Prompt
Make a verbatim copy of the entries below; pictures stay out.

Segment Open

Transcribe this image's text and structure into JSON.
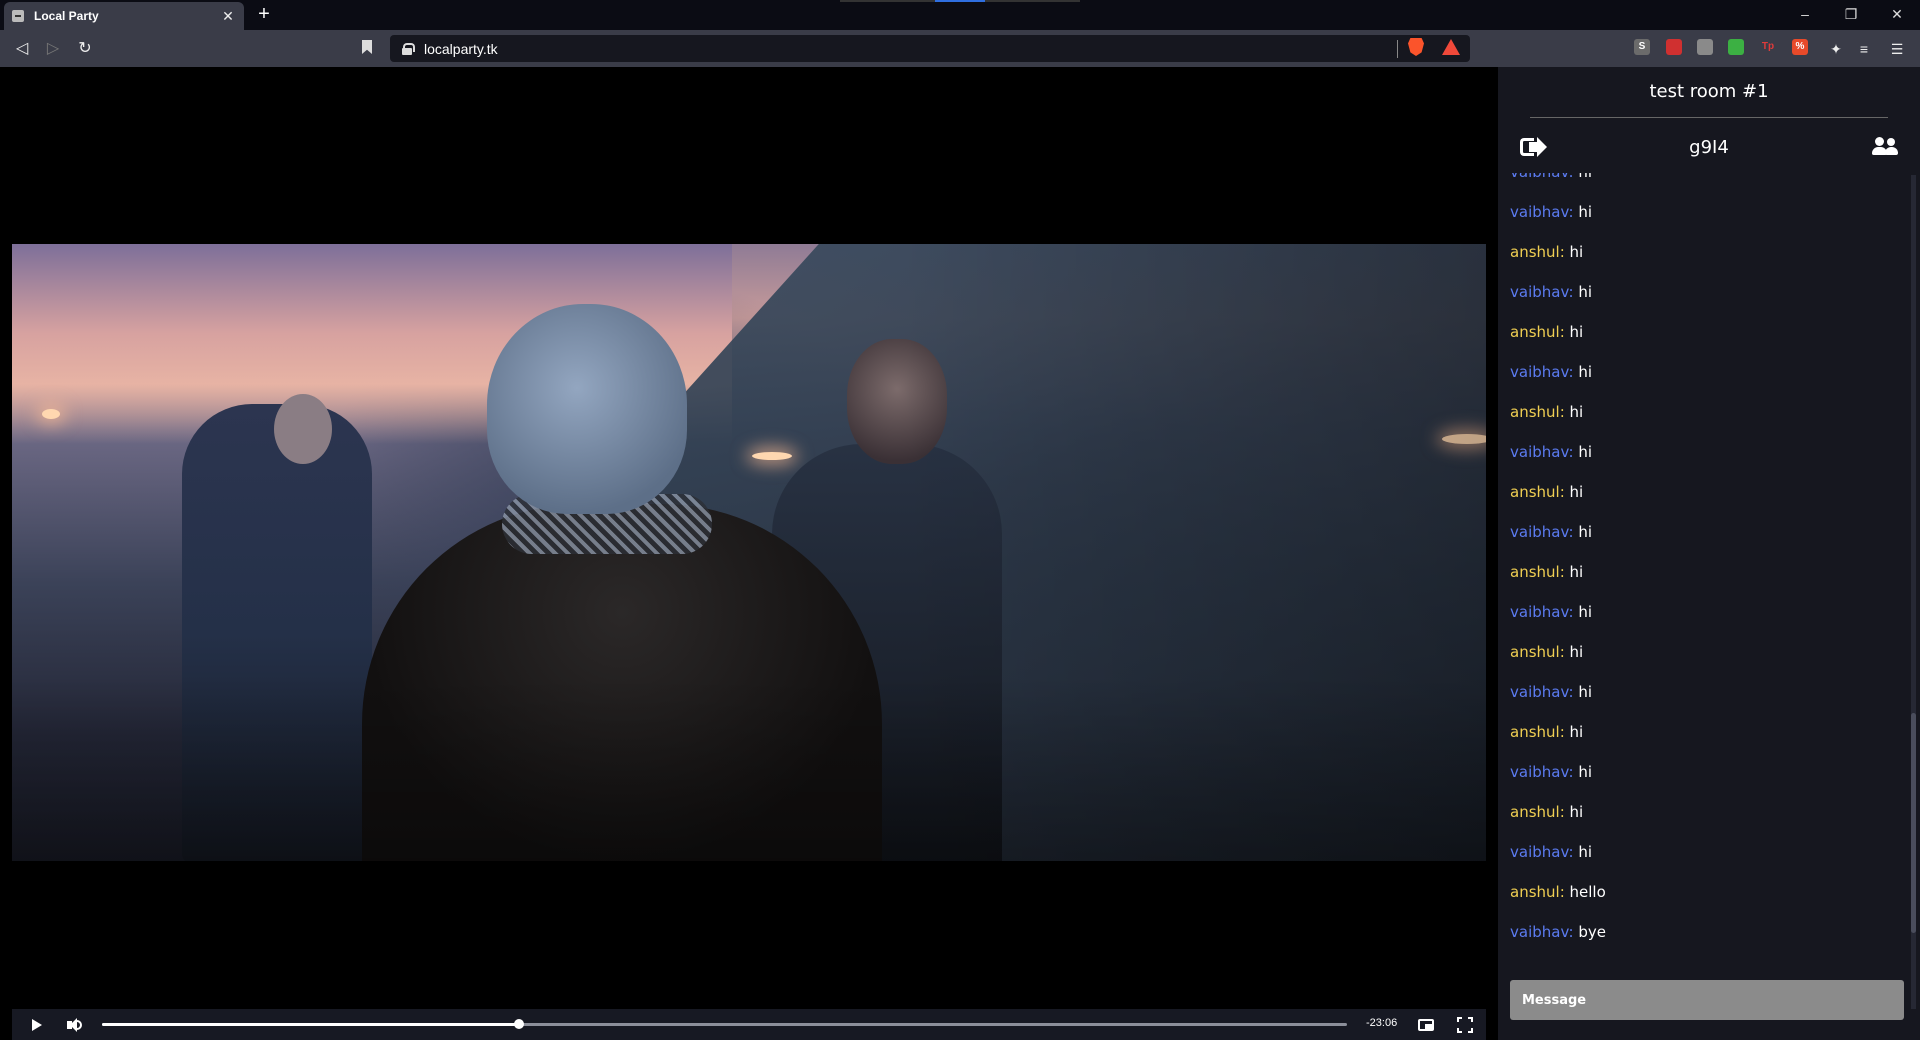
{
  "browser": {
    "tab_title": "Local Party",
    "tab_close": "✕",
    "new_tab": "+",
    "url": "localparty.tk",
    "window": {
      "minimize": "–",
      "restore": "❐",
      "close": "✕"
    },
    "extensions": [
      {
        "name": "s-extension-icon",
        "label": "S",
        "color": "#6b6b6b"
      },
      {
        "name": "ublock-icon",
        "label": "",
        "color": "#d03030"
      },
      {
        "name": "circle-extension-icon",
        "label": "",
        "color": "#8a8a8a"
      },
      {
        "name": "color-picker-icon",
        "label": "",
        "color": "#3cb043"
      },
      {
        "name": "tp-extension-icon",
        "label": "Tp",
        "color": "transparent"
      },
      {
        "name": "percent-extension-icon",
        "label": "%",
        "color": "#e84a2a"
      }
    ]
  },
  "video": {
    "time_remaining": "-23:06",
    "progress": 0.335
  },
  "chat": {
    "room_name": "test room #1",
    "room_code": "g9I4",
    "input_placeholder": "Message",
    "messages": [
      {
        "user": "vaibhav:",
        "text": "hi",
        "color": "blue"
      },
      {
        "user": "vaibhav:",
        "text": "hi",
        "color": "blue"
      },
      {
        "user": "anshul:",
        "text": "hi",
        "color": "gold"
      },
      {
        "user": "vaibhav:",
        "text": "hi",
        "color": "blue"
      },
      {
        "user": "anshul:",
        "text": "hi",
        "color": "gold"
      },
      {
        "user": "vaibhav:",
        "text": "hi",
        "color": "blue"
      },
      {
        "user": "anshul:",
        "text": "hi",
        "color": "gold"
      },
      {
        "user": "vaibhav:",
        "text": "hi",
        "color": "blue"
      },
      {
        "user": "anshul:",
        "text": "hi",
        "color": "gold"
      },
      {
        "user": "vaibhav:",
        "text": "hi",
        "color": "blue"
      },
      {
        "user": "anshul:",
        "text": "hi",
        "color": "gold"
      },
      {
        "user": "vaibhav:",
        "text": "hi",
        "color": "blue"
      },
      {
        "user": "anshul:",
        "text": "hi",
        "color": "gold"
      },
      {
        "user": "vaibhav:",
        "text": "hi",
        "color": "blue"
      },
      {
        "user": "anshul:",
        "text": "hi",
        "color": "gold"
      },
      {
        "user": "vaibhav:",
        "text": "hi",
        "color": "blue"
      },
      {
        "user": "anshul:",
        "text": "hi",
        "color": "gold"
      },
      {
        "user": "vaibhav:",
        "text": "hi",
        "color": "blue"
      },
      {
        "user": "anshul:",
        "text": "hello",
        "color": "gold"
      },
      {
        "user": "vaibhav:",
        "text": "bye",
        "color": "blue"
      }
    ]
  }
}
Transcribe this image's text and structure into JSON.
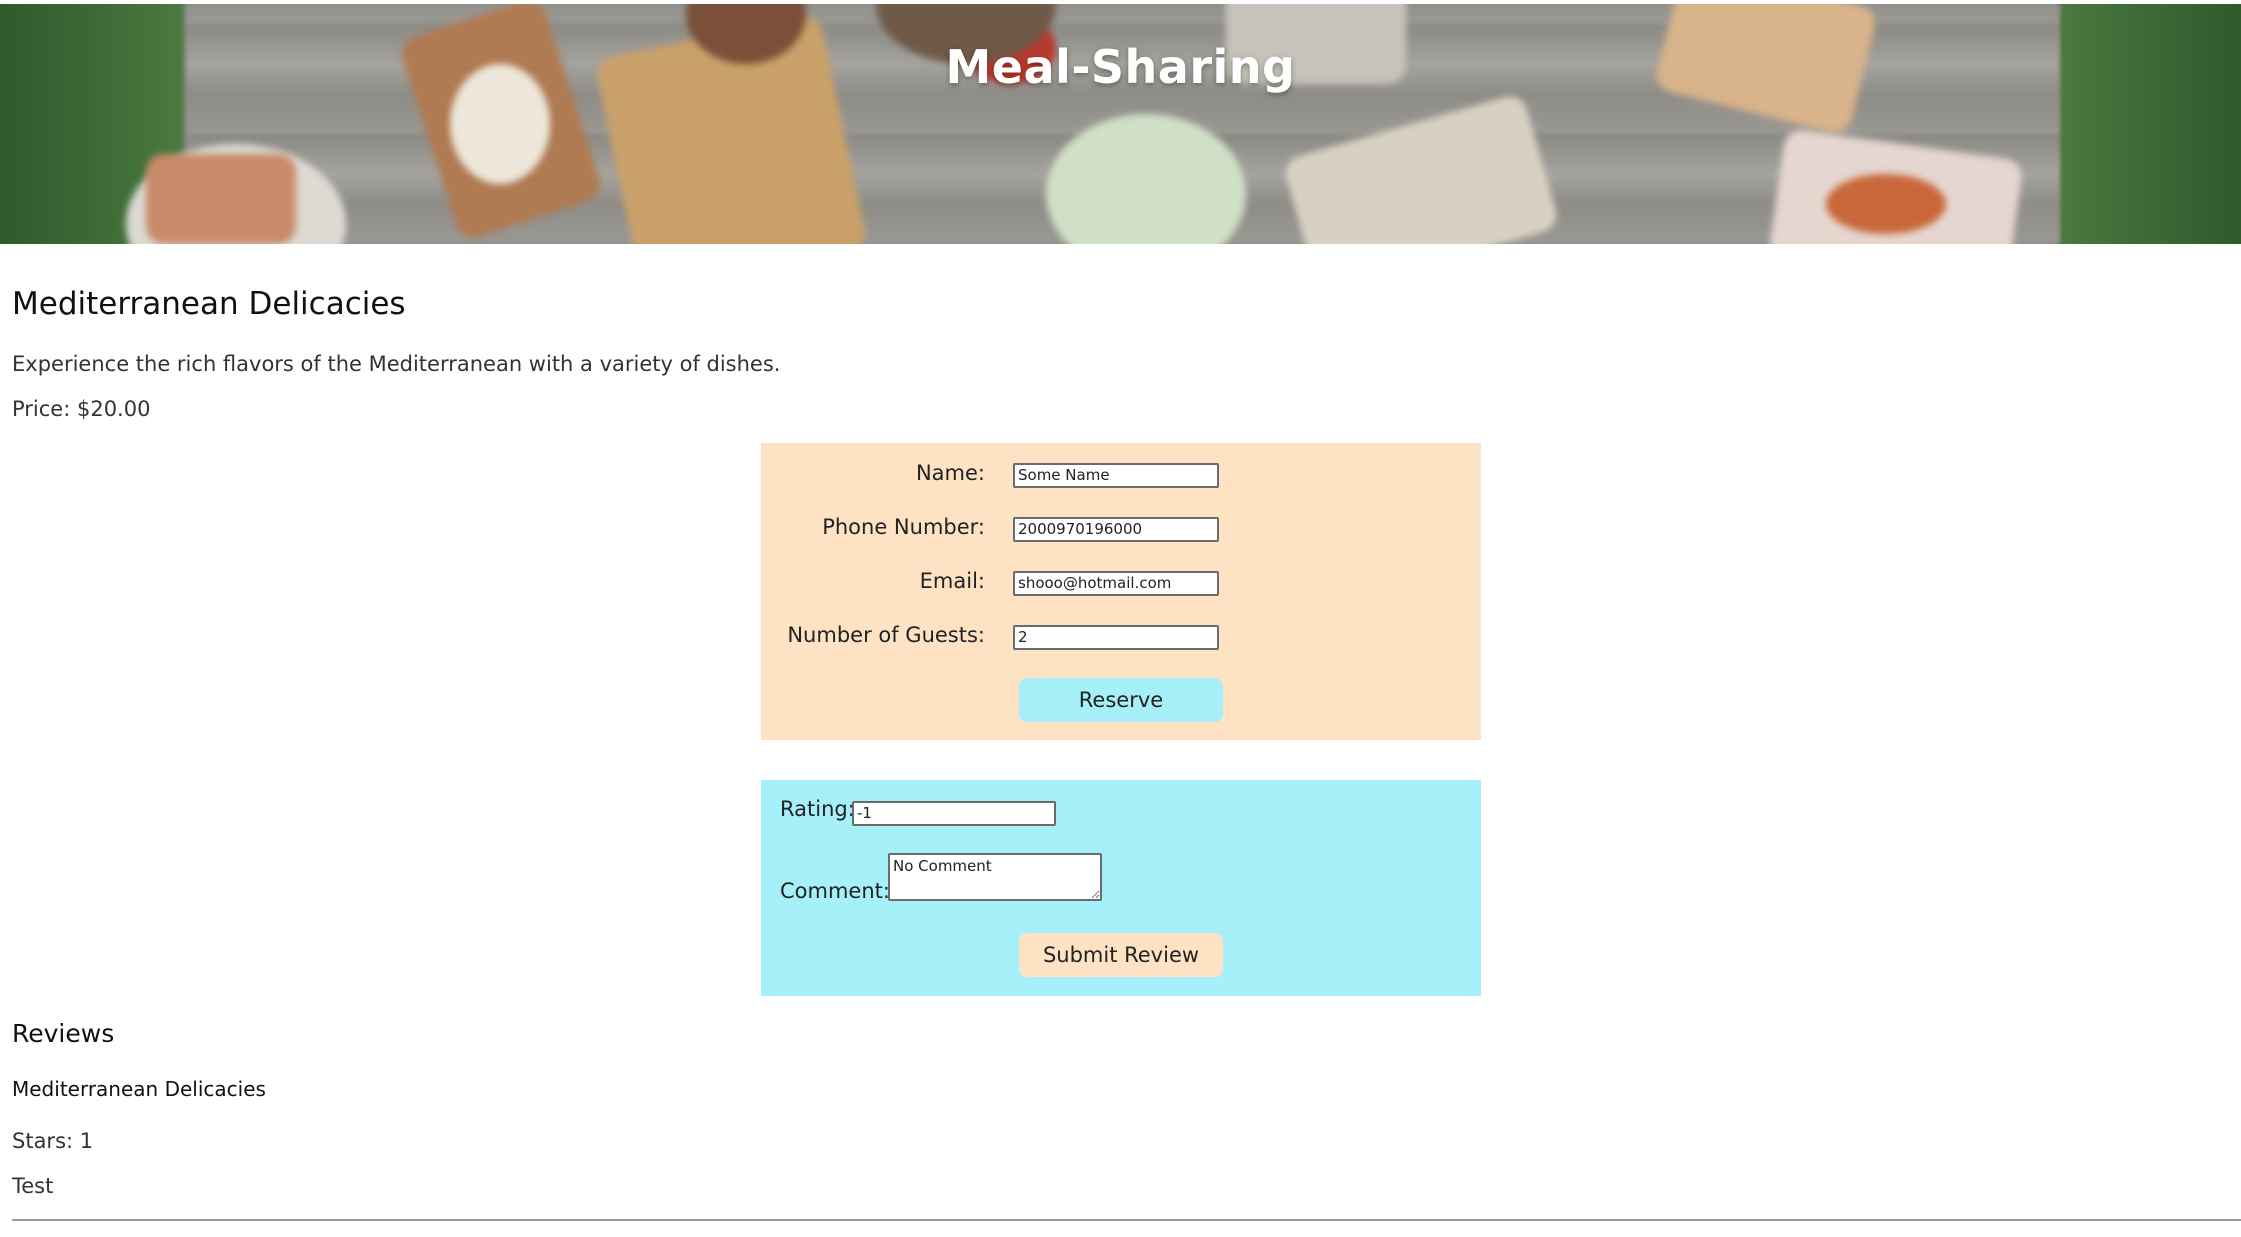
{
  "header": {
    "title": "Meal-Sharing"
  },
  "meal": {
    "title": "Mediterranean Delicacies",
    "description": "Experience the rich flavors of the Mediterranean with a variety of dishes.",
    "price_text": "Price: $20.00"
  },
  "reservation_form": {
    "name_label": "Name:",
    "name_value": "Some Name",
    "phone_label": "Phone Number:",
    "phone_value": "2000970196000",
    "email_label": "Email:",
    "email_value": "shooo@hotmail.com",
    "guests_label": "Number of Guests:",
    "guests_value": "2",
    "submit_label": "Reserve",
    "background_color": "#fde3c3",
    "button_color": "#a6eff9"
  },
  "review_form": {
    "rating_label": "Rating:",
    "rating_value": "-1",
    "comment_label": "Comment:",
    "comment_value": "No Comment",
    "submit_label": "Submit Review",
    "background_color": "#a6f0f9",
    "button_color": "#fde3c3"
  },
  "reviews": {
    "heading": "Reviews",
    "items": [
      {
        "title": "Mediterranean Delicacies",
        "stars_text": "Stars: 1",
        "comment": "Test"
      }
    ]
  }
}
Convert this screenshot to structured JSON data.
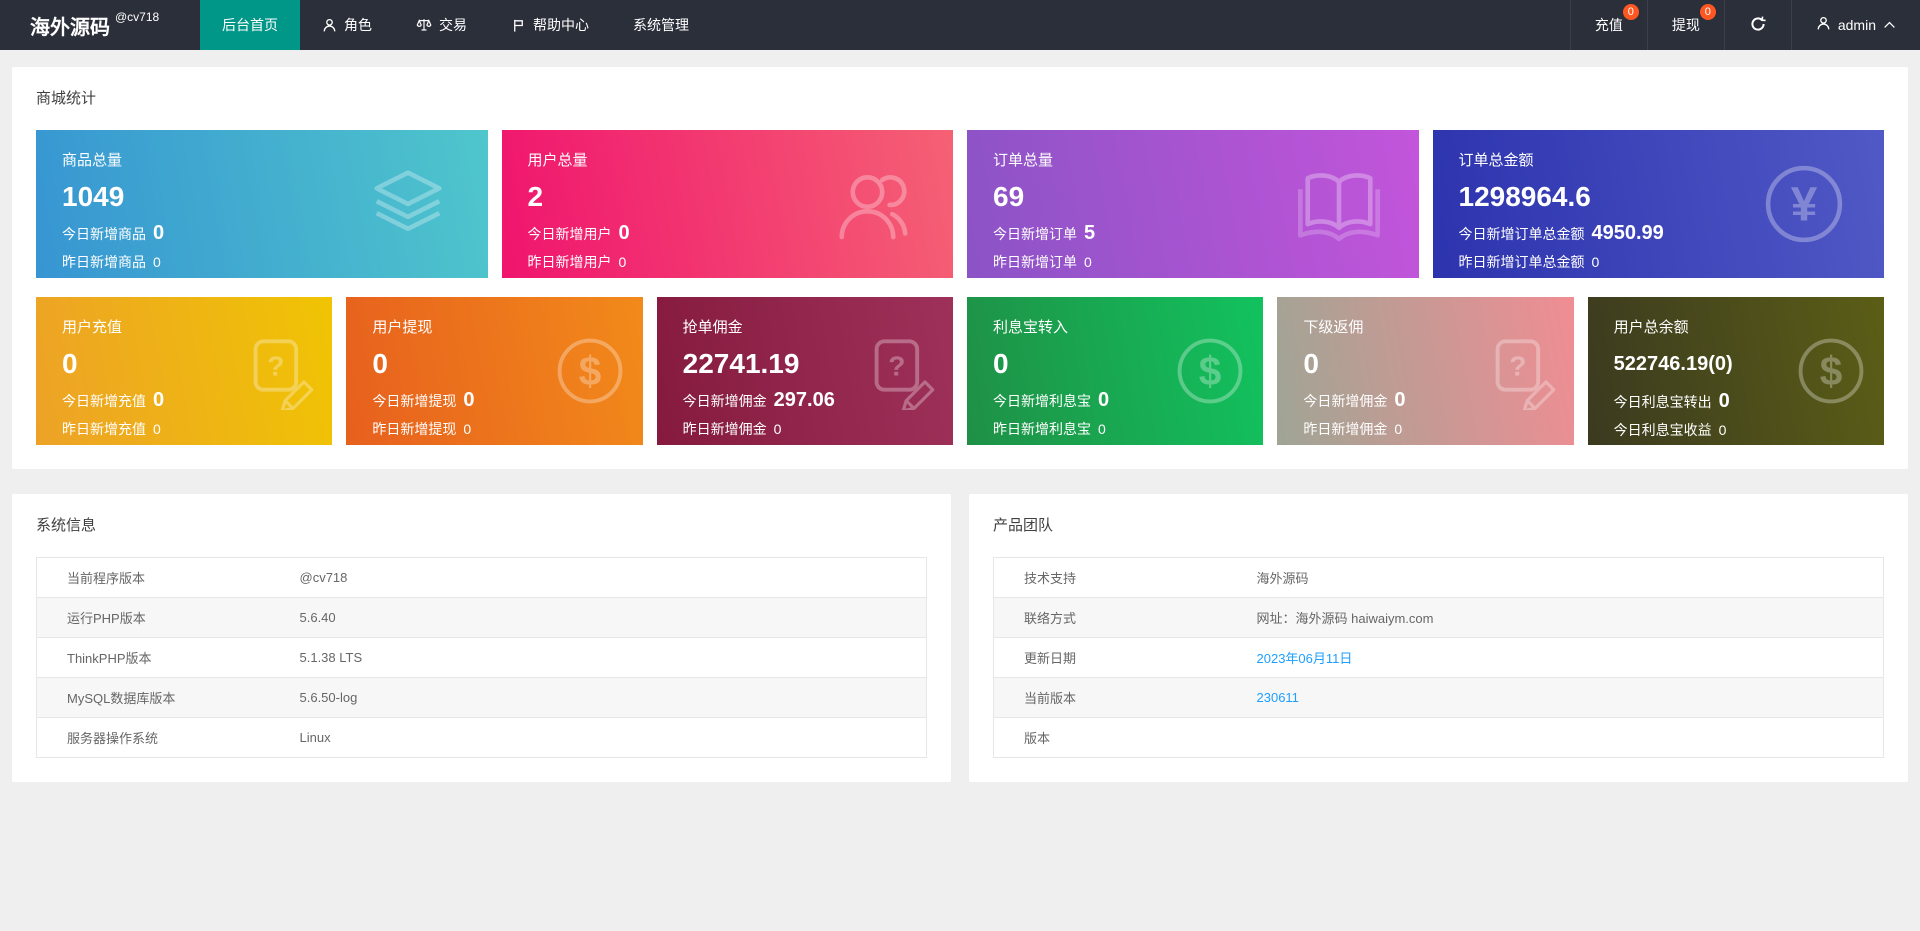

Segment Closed

Solution for this problem
Transcribe this image's text and structure into JSON.
{
  "browser": {
    "tab_title": "Local Party",
    "tab_close": "✕",
    "new_tab": "+",
    "url": "localparty.tk",
    "window": {
      "minimize": "–",
      "restore": "❐",
      "close": "✕"
    },
    "extensions": [
      {
        "name": "s-extension-icon",
        "label": "S",
        "color": "#6b6b6b"
      },
      {
        "name": "ublock-icon",
        "label": "",
        "color": "#d03030"
      },
      {
        "name": "circle-extension-icon",
        "label": "",
        "color": "#8a8a8a"
      },
      {
        "name": "color-picker-icon",
        "label": "",
        "color": "#3cb043"
      },
      {
        "name": "tp-extension-icon",
        "label": "Tp",
        "color": "transparent"
      },
      {
        "name": "percent-extension-icon",
        "label": "%",
        "color": "#e84a2a"
      }
    ]
  },
  "video": {
    "time_remaining": "-23:06",
    "progress": 0.335
  },
  "chat": {
    "room_name": "test room #1",
    "room_code": "g9I4",
    "input_placeholder": "Message",
    "messages": [
      {
        "user": "vaibhav:",
        "text": "hi",
        "color": "blue"
      },
      {
        "user": "vaibhav:",
        "text": "hi",
        "color": "blue"
      },
      {
        "user": "anshul:",
        "text": "hi",
        "color": "gold"
      },
      {
        "user": "vaibhav:",
        "text": "hi",
        "color": "blue"
      },
      {
        "user": "anshul:",
        "text": "hi",
        "color": "gold"
      },
      {
        "user": "vaibhav:",
        "text": "hi",
        "color": "blue"
      },
      {
        "user": "anshul:",
        "text": "hi",
        "color": "gold"
      },
      {
        "user": "vaibhav:",
        "text": "hi",
        "color": "blue"
      },
      {
        "user": "anshul:",
        "text": "hi",
        "color": "gold"
      },
      {
        "user": "vaibhav:",
        "text": "hi",
        "color": "blue"
      },
      {
        "user": "anshul:",
        "text": "hi",
        "color": "gold"
      },
      {
        "user": "vaibhav:",
        "text": "hi",
        "color": "blue"
      },
      {
        "user": "anshul:",
        "text": "hi",
        "color": "gold"
      },
      {
        "user": "vaibhav:",
        "text": "hi",
        "color": "blue"
      },
      {
        "user": "anshul:",
        "text": "hi",
        "color": "gold"
      },
      {
        "user": "vaibhav:",
        "text": "hi",
        "color": "blue"
      },
      {
        "user": "anshul:",
        "text": "hi",
        "color": "gold"
      },
      {
        "user": "vaibhav:",
        "text": "hi",
        "color": "blue"
      },
      {
        "user": "anshul:",
        "text": "hello",
        "color": "gold"
      },
      {
        "user": "vaibhav:",
        "text": "bye",
        "color": "blue"
      }
    ]
  }
}
Transcribe this image's text and structure into JSON.
{
  "header": {
    "title": "Meal-Sharing"
  },
  "meal": {
    "title": "Mediterranean Delicacies",
    "description": "Experience the rich flavors of the Mediterranean with a variety of dishes.",
    "price_text": "Price: $20.00"
  },
  "reservation_form": {
    "name_label": "Name:",
    "name_value": "Some Name",
    "phone_label": "Phone Number:",
    "phone_value": "2000970196000",
    "email_label": "Email:",
    "email_value": "shooo@hotmail.com",
    "guests_label": "Number of Guests:",
    "guests_value": "2",
    "submit_label": "Reserve",
    "background_color": "#fde3c3",
    "button_color": "#a6eff9"
  },
  "review_form": {
    "rating_label": "Rating:",
    "rating_value": "-1",
    "comment_label": "Comment:",
    "comment_value": "No Comment",
    "submit_label": "Submit Review",
    "background_color": "#a6f0f9",
    "button_color": "#fde3c3"
  },
  "reviews": {
    "heading": "Reviews",
    "items": [
      {
        "title": "Mediterranean Delicacies",
        "stars_text": "Stars: 1",
        "comment": "Test"
      }
    ]
  }
}
Convert this screenshot to structured JSON data.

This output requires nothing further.